### Data
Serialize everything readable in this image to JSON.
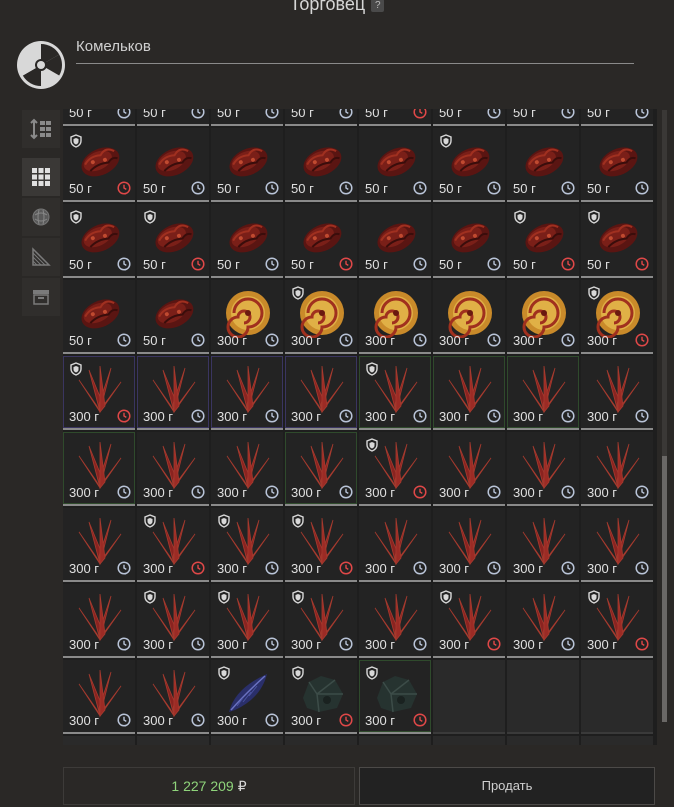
{
  "header": {
    "title": "Торговец",
    "help": "?"
  },
  "trader": {
    "name": "Комельков"
  },
  "toolbar": {
    "items": [
      "sort-icon",
      "grid-view-icon",
      "orb-filter-icon",
      "pattern-filter-icon",
      "box-filter-icon"
    ]
  },
  "colors": {
    "price_total": "#8fd47b",
    "clock_normal": "#b9c4d8",
    "clock_expiring": "#e04848"
  },
  "inventory": {
    "items": [
      {
        "price": "50 г",
        "type": "meat",
        "lock": false,
        "exp": false,
        "rar": ""
      },
      {
        "price": "50 г",
        "type": "meat",
        "lock": false,
        "exp": false,
        "rar": ""
      },
      {
        "price": "50 г",
        "type": "meat",
        "lock": false,
        "exp": false,
        "rar": ""
      },
      {
        "price": "50 г",
        "type": "meat",
        "lock": false,
        "exp": false,
        "rar": ""
      },
      {
        "price": "50 г",
        "type": "meat",
        "lock": false,
        "exp": true,
        "rar": ""
      },
      {
        "price": "50 г",
        "type": "meat",
        "lock": false,
        "exp": false,
        "rar": ""
      },
      {
        "price": "50 г",
        "type": "meat",
        "lock": false,
        "exp": false,
        "rar": ""
      },
      {
        "price": "50 г",
        "type": "meat",
        "lock": false,
        "exp": false,
        "rar": ""
      },
      {
        "price": "50 г",
        "type": "meat",
        "lock": true,
        "exp": true,
        "rar": ""
      },
      {
        "price": "50 г",
        "type": "meat",
        "lock": false,
        "exp": false,
        "rar": ""
      },
      {
        "price": "50 г",
        "type": "meat",
        "lock": false,
        "exp": false,
        "rar": ""
      },
      {
        "price": "50 г",
        "type": "meat",
        "lock": false,
        "exp": false,
        "rar": ""
      },
      {
        "price": "50 г",
        "type": "meat",
        "lock": false,
        "exp": false,
        "rar": ""
      },
      {
        "price": "50 г",
        "type": "meat",
        "lock": true,
        "exp": false,
        "rar": ""
      },
      {
        "price": "50 г",
        "type": "meat",
        "lock": false,
        "exp": false,
        "rar": ""
      },
      {
        "price": "50 г",
        "type": "meat",
        "lock": false,
        "exp": false,
        "rar": ""
      },
      {
        "price": "50 г",
        "type": "meat",
        "lock": true,
        "exp": false,
        "rar": ""
      },
      {
        "price": "50 г",
        "type": "meat",
        "lock": true,
        "exp": true,
        "rar": ""
      },
      {
        "price": "50 г",
        "type": "meat",
        "lock": false,
        "exp": false,
        "rar": ""
      },
      {
        "price": "50 г",
        "type": "meat",
        "lock": false,
        "exp": true,
        "rar": ""
      },
      {
        "price": "50 г",
        "type": "meat",
        "lock": false,
        "exp": false,
        "rar": ""
      },
      {
        "price": "50 г",
        "type": "meat",
        "lock": false,
        "exp": false,
        "rar": ""
      },
      {
        "price": "50 г",
        "type": "meat",
        "lock": true,
        "exp": true,
        "rar": ""
      },
      {
        "price": "50 г",
        "type": "meat",
        "lock": true,
        "exp": true,
        "rar": ""
      },
      {
        "price": "50 г",
        "type": "meat",
        "lock": false,
        "exp": false,
        "rar": ""
      },
      {
        "price": "50 г",
        "type": "meat",
        "lock": false,
        "exp": false,
        "rar": ""
      },
      {
        "price": "300 г",
        "type": "swirl",
        "lock": false,
        "exp": false,
        "rar": ""
      },
      {
        "price": "300 г",
        "type": "swirl",
        "lock": true,
        "exp": false,
        "rar": ""
      },
      {
        "price": "300 г",
        "type": "swirl",
        "lock": false,
        "exp": false,
        "rar": ""
      },
      {
        "price": "300 г",
        "type": "swirl",
        "lock": false,
        "exp": false,
        "rar": ""
      },
      {
        "price": "300 г",
        "type": "swirl",
        "lock": false,
        "exp": false,
        "rar": ""
      },
      {
        "price": "300 г",
        "type": "swirl",
        "lock": true,
        "exp": true,
        "rar": ""
      },
      {
        "price": "300 г",
        "type": "crystal",
        "lock": true,
        "exp": true,
        "rar": "purple"
      },
      {
        "price": "300 г",
        "type": "crystal",
        "lock": false,
        "exp": false,
        "rar": "purple"
      },
      {
        "price": "300 г",
        "type": "crystal",
        "lock": false,
        "exp": false,
        "rar": "purple"
      },
      {
        "price": "300 г",
        "type": "crystal",
        "lock": false,
        "exp": false,
        "rar": "purple"
      },
      {
        "price": "300 г",
        "type": "crystal",
        "lock": true,
        "exp": false,
        "rar": "green"
      },
      {
        "price": "300 г",
        "type": "crystal",
        "lock": false,
        "exp": false,
        "rar": "green"
      },
      {
        "price": "300 г",
        "type": "crystal",
        "lock": false,
        "exp": false,
        "rar": "green"
      },
      {
        "price": "300 г",
        "type": "crystal",
        "lock": false,
        "exp": false,
        "rar": ""
      },
      {
        "price": "300 г",
        "type": "crystal",
        "lock": false,
        "exp": false,
        "rar": "green"
      },
      {
        "price": "300 г",
        "type": "crystal",
        "lock": false,
        "exp": false,
        "rar": ""
      },
      {
        "price": "300 г",
        "type": "crystal",
        "lock": false,
        "exp": false,
        "rar": ""
      },
      {
        "price": "300 г",
        "type": "crystal",
        "lock": false,
        "exp": false,
        "rar": "green"
      },
      {
        "price": "300 г",
        "type": "crystal",
        "lock": true,
        "exp": true,
        "rar": ""
      },
      {
        "price": "300 г",
        "type": "crystal",
        "lock": false,
        "exp": false,
        "rar": ""
      },
      {
        "price": "300 г",
        "type": "crystal",
        "lock": false,
        "exp": false,
        "rar": ""
      },
      {
        "price": "300 г",
        "type": "crystal",
        "lock": false,
        "exp": false,
        "rar": ""
      },
      {
        "price": "300 г",
        "type": "crystal",
        "lock": false,
        "exp": false,
        "rar": ""
      },
      {
        "price": "300 г",
        "type": "crystal",
        "lock": true,
        "exp": true,
        "rar": ""
      },
      {
        "price": "300 г",
        "type": "crystal",
        "lock": true,
        "exp": false,
        "rar": ""
      },
      {
        "price": "300 г",
        "type": "crystal",
        "lock": true,
        "exp": true,
        "rar": ""
      },
      {
        "price": "300 г",
        "type": "crystal",
        "lock": false,
        "exp": false,
        "rar": ""
      },
      {
        "price": "300 г",
        "type": "crystal",
        "lock": false,
        "exp": false,
        "rar": ""
      },
      {
        "price": "300 г",
        "type": "crystal",
        "lock": false,
        "exp": false,
        "rar": ""
      },
      {
        "price": "300 г",
        "type": "crystal",
        "lock": false,
        "exp": false,
        "rar": ""
      },
      {
        "price": "300 г",
        "type": "crystal",
        "lock": false,
        "exp": false,
        "rar": ""
      },
      {
        "price": "300 г",
        "type": "crystal",
        "lock": true,
        "exp": false,
        "rar": ""
      },
      {
        "price": "300 г",
        "type": "crystal",
        "lock": true,
        "exp": false,
        "rar": ""
      },
      {
        "price": "300 г",
        "type": "crystal",
        "lock": true,
        "exp": false,
        "rar": ""
      },
      {
        "price": "300 г",
        "type": "crystal",
        "lock": false,
        "exp": false,
        "rar": ""
      },
      {
        "price": "300 г",
        "type": "crystal",
        "lock": true,
        "exp": true,
        "rar": ""
      },
      {
        "price": "300 г",
        "type": "crystal",
        "lock": false,
        "exp": false,
        "rar": ""
      },
      {
        "price": "300 г",
        "type": "crystal",
        "lock": true,
        "exp": true,
        "rar": ""
      },
      {
        "price": "300 г",
        "type": "crystal",
        "lock": false,
        "exp": false,
        "rar": ""
      },
      {
        "price": "300 г",
        "type": "crystal",
        "lock": false,
        "exp": false,
        "rar": ""
      },
      {
        "price": "300 г",
        "type": "feather",
        "lock": true,
        "exp": false,
        "rar": ""
      },
      {
        "price": "300 г",
        "type": "rock",
        "lock": true,
        "exp": true,
        "rar": ""
      },
      {
        "price": "300 г",
        "type": "rock",
        "lock": true,
        "exp": true,
        "rar": "green"
      },
      {
        "type": "empty"
      },
      {
        "type": "empty"
      },
      {
        "type": "empty"
      },
      {
        "type": "empty"
      },
      {
        "type": "empty"
      },
      {
        "type": "empty"
      },
      {
        "type": "empty"
      },
      {
        "type": "empty"
      },
      {
        "type": "empty"
      },
      {
        "type": "empty"
      },
      {
        "type": "empty"
      }
    ]
  },
  "footer": {
    "total": "1 227 209",
    "currency": "₽",
    "sell_label": "Продать"
  }
}
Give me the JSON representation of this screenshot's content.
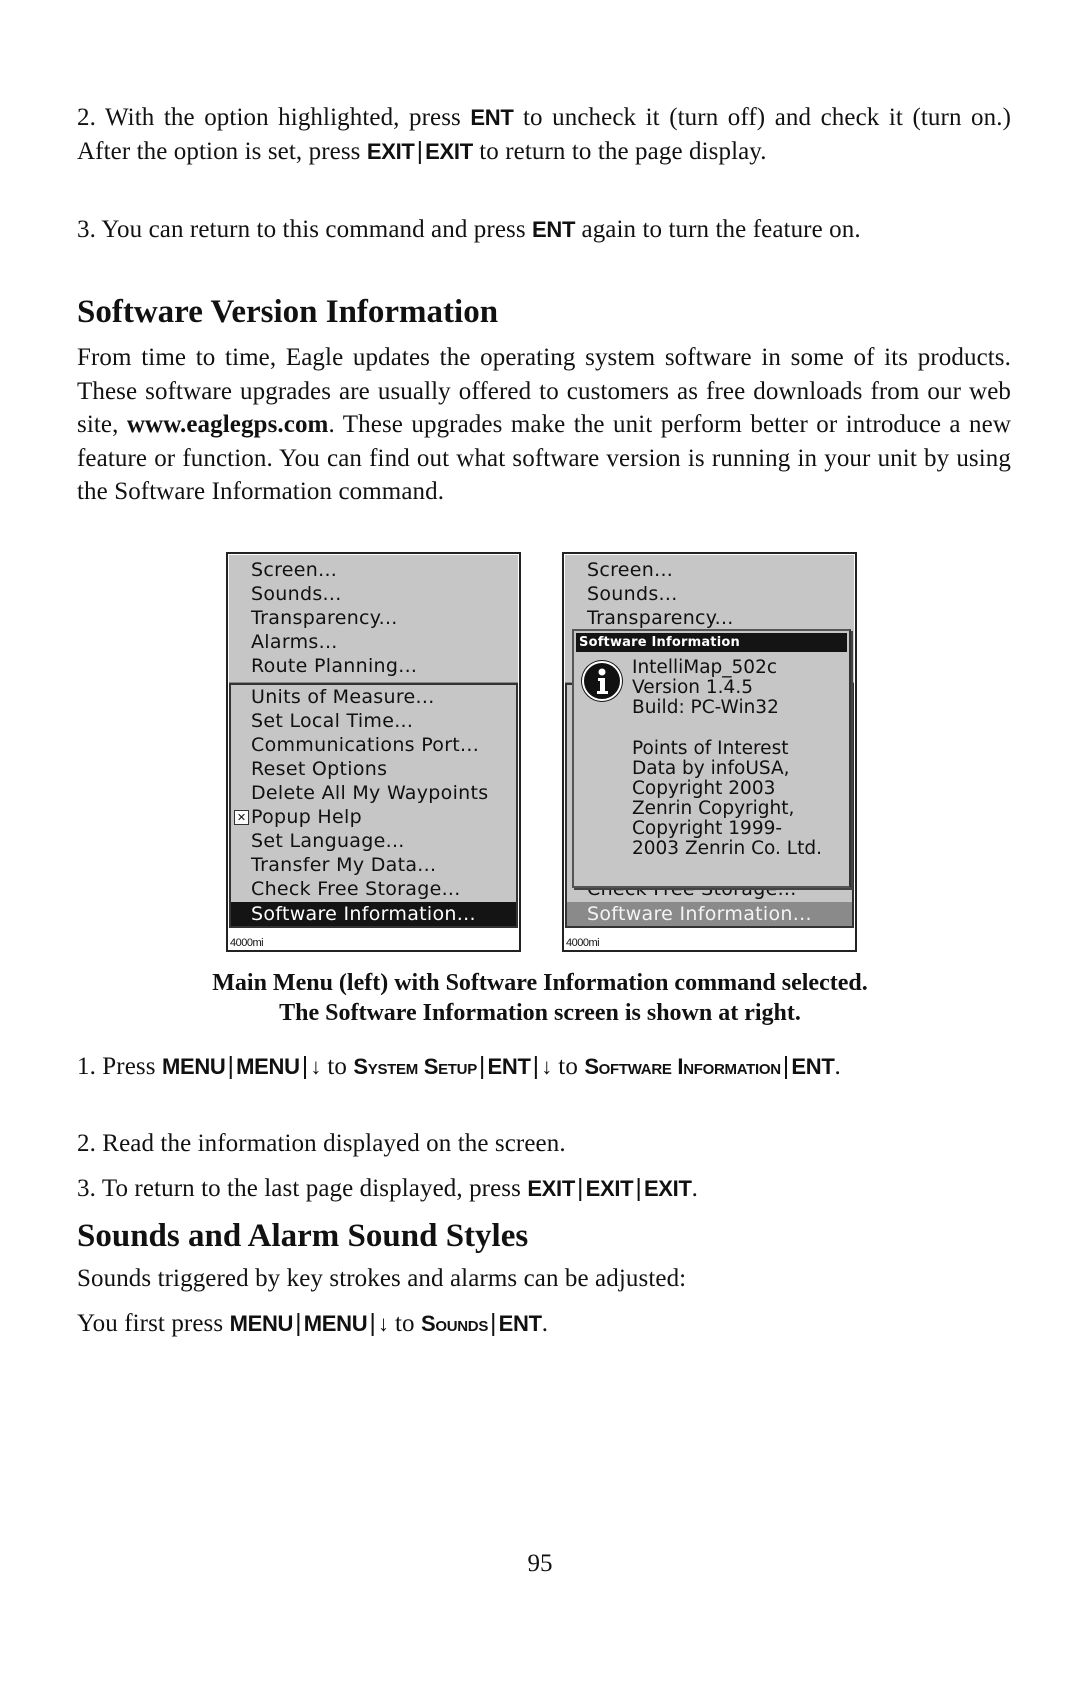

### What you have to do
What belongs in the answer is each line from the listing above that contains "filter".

### Exercise answer
      "orb-filter-icon",
      "pattern-filter-icon",
      "box-filter-icon"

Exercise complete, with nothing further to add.